## Required action
Below are some records; copy each line in them that contains "level".

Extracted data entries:
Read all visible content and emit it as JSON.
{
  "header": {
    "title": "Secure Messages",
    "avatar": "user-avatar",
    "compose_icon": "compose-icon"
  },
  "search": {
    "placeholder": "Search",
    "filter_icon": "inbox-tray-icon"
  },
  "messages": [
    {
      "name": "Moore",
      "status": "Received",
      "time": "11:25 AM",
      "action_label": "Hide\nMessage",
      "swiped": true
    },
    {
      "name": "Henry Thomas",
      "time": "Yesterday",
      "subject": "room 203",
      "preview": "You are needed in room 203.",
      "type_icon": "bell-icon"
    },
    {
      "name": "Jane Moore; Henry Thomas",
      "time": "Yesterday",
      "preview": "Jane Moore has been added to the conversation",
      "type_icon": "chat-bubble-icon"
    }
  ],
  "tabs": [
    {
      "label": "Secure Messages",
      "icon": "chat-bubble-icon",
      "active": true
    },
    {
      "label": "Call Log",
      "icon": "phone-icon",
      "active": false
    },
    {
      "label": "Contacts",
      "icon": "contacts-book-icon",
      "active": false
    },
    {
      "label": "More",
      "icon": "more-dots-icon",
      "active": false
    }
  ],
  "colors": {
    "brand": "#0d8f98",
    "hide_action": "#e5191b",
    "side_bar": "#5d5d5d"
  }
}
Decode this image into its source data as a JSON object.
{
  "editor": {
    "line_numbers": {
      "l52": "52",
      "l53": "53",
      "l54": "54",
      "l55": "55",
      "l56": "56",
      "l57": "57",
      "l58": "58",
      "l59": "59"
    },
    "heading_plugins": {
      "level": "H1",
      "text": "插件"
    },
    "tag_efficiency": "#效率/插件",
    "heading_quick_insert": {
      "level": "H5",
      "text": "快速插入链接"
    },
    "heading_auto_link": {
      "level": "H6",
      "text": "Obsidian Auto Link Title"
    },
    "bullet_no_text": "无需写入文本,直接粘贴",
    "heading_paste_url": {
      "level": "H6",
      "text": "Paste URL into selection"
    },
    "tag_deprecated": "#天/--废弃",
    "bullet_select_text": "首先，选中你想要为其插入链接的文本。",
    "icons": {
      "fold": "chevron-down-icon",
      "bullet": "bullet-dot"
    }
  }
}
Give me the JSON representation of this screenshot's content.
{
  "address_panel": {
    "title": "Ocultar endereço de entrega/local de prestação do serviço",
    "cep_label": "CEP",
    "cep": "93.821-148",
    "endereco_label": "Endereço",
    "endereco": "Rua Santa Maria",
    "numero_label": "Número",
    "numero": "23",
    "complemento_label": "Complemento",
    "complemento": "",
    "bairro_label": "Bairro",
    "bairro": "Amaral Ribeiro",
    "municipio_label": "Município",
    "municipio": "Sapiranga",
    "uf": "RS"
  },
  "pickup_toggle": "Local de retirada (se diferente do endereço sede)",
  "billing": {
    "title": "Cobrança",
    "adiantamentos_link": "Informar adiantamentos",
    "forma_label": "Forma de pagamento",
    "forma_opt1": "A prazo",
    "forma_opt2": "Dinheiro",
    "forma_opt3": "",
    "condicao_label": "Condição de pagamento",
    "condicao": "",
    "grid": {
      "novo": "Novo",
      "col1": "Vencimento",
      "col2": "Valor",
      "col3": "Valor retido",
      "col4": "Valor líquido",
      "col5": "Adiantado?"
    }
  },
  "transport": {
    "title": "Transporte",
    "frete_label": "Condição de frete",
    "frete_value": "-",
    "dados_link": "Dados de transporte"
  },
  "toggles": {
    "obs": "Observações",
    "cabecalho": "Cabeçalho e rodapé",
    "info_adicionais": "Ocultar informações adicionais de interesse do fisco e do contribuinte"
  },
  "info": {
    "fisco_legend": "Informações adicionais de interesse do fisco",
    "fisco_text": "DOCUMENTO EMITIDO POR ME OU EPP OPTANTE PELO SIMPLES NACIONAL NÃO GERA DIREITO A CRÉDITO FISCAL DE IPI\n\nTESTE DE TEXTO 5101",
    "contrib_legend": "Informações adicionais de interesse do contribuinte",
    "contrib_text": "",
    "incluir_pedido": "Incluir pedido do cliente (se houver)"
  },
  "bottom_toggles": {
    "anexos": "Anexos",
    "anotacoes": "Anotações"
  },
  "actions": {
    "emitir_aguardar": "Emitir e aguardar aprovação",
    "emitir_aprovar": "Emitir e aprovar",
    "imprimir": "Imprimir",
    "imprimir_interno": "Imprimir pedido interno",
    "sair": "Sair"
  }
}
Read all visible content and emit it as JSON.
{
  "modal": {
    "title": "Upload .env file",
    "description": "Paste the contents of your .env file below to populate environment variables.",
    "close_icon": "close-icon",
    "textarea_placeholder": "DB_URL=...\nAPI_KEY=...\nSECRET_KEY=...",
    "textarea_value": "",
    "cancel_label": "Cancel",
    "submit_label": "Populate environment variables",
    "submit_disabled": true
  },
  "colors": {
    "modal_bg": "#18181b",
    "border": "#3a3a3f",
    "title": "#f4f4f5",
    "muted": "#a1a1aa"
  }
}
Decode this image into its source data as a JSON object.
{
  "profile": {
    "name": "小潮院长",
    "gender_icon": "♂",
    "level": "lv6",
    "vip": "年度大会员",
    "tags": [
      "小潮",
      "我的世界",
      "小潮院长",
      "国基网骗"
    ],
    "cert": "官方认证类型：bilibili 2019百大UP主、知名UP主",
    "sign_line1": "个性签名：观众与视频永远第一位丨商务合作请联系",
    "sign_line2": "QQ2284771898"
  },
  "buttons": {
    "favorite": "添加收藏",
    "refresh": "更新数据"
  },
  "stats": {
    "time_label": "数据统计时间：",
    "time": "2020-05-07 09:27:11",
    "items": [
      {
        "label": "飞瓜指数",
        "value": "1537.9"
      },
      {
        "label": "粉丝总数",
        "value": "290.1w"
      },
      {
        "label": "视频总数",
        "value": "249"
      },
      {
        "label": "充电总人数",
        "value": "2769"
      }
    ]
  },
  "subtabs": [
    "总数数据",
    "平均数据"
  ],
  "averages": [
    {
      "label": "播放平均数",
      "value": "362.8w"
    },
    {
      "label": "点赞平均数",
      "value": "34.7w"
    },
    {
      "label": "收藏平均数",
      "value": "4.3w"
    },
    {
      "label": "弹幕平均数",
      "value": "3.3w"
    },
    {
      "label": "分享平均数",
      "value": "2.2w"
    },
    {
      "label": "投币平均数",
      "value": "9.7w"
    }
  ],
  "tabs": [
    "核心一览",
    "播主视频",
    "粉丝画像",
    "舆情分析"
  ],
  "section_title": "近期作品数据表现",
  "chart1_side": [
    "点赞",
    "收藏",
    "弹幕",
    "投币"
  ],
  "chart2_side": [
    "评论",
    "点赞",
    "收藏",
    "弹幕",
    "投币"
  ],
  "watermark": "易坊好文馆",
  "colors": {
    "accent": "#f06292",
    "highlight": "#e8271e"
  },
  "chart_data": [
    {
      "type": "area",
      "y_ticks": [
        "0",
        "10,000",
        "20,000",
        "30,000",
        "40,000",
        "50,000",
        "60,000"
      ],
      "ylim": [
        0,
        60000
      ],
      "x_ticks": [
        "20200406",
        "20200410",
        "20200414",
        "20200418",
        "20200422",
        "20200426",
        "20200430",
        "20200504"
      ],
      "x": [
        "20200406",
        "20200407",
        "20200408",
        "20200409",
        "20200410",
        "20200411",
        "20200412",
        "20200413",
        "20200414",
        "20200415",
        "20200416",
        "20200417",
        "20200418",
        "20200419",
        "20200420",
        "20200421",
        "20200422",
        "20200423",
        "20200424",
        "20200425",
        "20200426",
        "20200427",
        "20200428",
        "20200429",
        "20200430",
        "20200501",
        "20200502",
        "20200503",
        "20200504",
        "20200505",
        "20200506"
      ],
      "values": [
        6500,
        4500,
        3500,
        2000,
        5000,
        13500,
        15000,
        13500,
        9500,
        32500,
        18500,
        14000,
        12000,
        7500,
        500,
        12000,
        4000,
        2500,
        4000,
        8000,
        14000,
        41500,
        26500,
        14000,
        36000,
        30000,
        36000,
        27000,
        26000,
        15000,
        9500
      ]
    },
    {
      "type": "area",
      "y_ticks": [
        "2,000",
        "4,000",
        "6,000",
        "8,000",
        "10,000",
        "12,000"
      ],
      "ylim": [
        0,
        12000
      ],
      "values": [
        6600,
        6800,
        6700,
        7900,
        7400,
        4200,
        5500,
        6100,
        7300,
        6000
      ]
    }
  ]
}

## Result
      "level": "H1",
      "level": "H5",
      "level": "H6",
      "level": "H6",
    "level": "lv6",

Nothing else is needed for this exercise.